How to hack a better music festival

Tanya Combrinck explains why hackdays are the perfect way to make new connections and get a dose of inspiration.

Last Saturday dozens of designers, developers, UX people and other creative types descended on the Clerkenwell-based offices of AnalogFolk for a day of idea-sharing and collaboration.

The 'Analog' part of the company's name comes from their ethos of using technology to make analog experiences better, never for its own sake. In this vein, they challenged the hack day participants to create something that would improve the experience of attending a music festival. The day was punctuated by regular talk sessions in which speakers including Sara Gozalo, software engineer at BBC Music, and Mixcloud founder Mat Clayton delivered doses of inspiration to participants. One attendee commented that each talk gave her a fresh perspective on her project and that she took insights from each to use in her work for the day.

Playing with drones

Although most attendees spent the day working on a project, plenty of people turned up just for a just few hours to meet some like-minded folk and to play with the various hackable devices that were available to the group. Techies were on hand to demo a quadcopter drone, Oculus Rift, Google Glass, Leap Motion, iBeacons and various other bits and bobs that could be used to prototype a product.

The evening gave way to much eating, drinking and general merriment, with some participants completing their prototypes in the late afternoon, while others coded into the night. The venue remained open all the way through to the following morning for those who wanted to sleep over or carry on working.

Hanging out in the AnalogFolk office space

On Sunday, each team delivered a ten-minute presentation on what they had come up with over breakfast. A recurring theme was the problem of people not being able to remember their festival experience properly, with many noting in the brain-storming sessions that they often felt unsatisfied with their failure to recall which bands they had seen after returning home.

Beavering away: a team brainstorm some ideas

One team proposed to solve this by adding a button to the festival wristband that, when pressed, would cause the user's location to be recorded with a timestamp. After the event, they could then log into the service which would work out which band they were watching each time they pressed their button and pull in videos and photos that others had shared around that moment.

Another team proposed that the best way to improve your experience is to make sure you're going to the right festival in the first place, and they prototyped a Tinder-style app that would show you bands playing at upcoming events and recommend festivals according to your likes and dislikes.

Co-founder Matt Dyke addresses the group on the hay bales

The winning team impressed everyone by building a functioning app that sent the user's location to a server every 15 minutes so that their festival experience could be tracked and recreated with photos and videos shared by others.

The team prototyped the app in HTML, CSS and JavaScript and demonstrated how it would work by making nearby pubs into festival 'stages', and showing that the app detected their proximity when they passed by and plotted the user's location on a map. The team noted that the data collected by the app could be used for many useful purposes besides delivering content to users, and won over the judges with their fully-functional creation that took just 10 hours to put together.

The winning team in their den of productivity

Ian Brennan, Head of Technical Concepting at AnalogFolk London, commented: "We were really impressed with the way participants from multiple disciplines worked together to tackle the brief.
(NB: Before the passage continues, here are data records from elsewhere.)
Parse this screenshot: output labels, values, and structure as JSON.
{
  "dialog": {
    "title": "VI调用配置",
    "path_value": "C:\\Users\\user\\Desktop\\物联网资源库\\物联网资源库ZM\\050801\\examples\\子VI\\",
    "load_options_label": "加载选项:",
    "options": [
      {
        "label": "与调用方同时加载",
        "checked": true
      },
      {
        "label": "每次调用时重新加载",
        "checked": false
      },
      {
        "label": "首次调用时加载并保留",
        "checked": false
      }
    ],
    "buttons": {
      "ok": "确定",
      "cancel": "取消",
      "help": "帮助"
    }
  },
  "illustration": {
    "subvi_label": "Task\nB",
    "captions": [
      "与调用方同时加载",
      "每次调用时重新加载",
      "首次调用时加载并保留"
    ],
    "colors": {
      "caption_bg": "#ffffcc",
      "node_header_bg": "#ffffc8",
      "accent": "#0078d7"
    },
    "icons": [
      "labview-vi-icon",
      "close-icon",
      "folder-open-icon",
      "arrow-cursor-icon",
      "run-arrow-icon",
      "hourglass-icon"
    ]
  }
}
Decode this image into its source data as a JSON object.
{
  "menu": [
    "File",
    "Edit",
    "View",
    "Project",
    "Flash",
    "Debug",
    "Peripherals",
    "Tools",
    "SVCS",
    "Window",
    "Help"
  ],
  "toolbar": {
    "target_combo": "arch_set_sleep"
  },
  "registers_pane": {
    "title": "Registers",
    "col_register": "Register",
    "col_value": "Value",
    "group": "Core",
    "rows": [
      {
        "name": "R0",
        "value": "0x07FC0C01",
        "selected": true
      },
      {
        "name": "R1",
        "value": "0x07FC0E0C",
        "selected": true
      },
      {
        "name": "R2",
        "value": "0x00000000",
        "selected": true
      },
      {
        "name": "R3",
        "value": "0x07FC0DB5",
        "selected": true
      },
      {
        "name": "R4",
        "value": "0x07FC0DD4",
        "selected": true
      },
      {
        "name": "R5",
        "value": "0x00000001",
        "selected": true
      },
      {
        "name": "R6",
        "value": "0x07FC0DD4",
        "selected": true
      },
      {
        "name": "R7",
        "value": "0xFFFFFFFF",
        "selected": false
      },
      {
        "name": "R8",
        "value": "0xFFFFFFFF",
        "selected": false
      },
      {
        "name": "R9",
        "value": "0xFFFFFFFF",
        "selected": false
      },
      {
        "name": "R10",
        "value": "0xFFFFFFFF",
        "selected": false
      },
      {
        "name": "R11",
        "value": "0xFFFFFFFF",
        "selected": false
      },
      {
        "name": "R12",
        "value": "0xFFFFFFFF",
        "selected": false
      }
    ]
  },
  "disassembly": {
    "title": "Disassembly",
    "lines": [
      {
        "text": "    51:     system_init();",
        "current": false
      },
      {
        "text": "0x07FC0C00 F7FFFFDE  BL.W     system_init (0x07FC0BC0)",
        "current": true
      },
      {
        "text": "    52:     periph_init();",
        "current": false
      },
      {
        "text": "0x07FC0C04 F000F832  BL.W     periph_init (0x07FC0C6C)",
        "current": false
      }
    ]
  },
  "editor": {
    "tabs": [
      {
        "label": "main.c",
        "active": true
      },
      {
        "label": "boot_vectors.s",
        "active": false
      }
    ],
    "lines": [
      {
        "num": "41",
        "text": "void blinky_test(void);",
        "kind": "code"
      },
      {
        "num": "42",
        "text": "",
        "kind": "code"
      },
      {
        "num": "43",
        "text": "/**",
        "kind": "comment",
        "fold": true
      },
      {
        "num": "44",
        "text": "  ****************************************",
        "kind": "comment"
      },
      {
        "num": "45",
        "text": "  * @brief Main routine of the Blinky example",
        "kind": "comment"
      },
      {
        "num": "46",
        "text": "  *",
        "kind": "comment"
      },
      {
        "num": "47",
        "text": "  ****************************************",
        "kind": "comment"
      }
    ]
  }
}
It was refreshing to see them validate their ideas both conceptually through paper prototypes, and technically through fast turnaround development sprints."

The winning app in action

Most participants came to the event alone or in pairs and seemed delighted to work with interesting people that they'd never met before, and to get feedback on their ideas, working style and process. The overall atmosphere was extremely inclusive and friendly, and the day was a brilliant opportunity for attendees to forge new relationships and meet people from a range of related disciplines.

A team explain their project to the group

If you're looking to make a change in your career, or you are a student or new graduate looking to break into the industry, hackdays like this one are a perfect way to find inspiration and to expand your network. And, unlike conferences, they're usually quite cheap or free to attend! Check out these lists of upcoming hackdays happening around the UK.

ABOUT THE AUTHOR

Tanya Combrinck is digital editor on net magazine.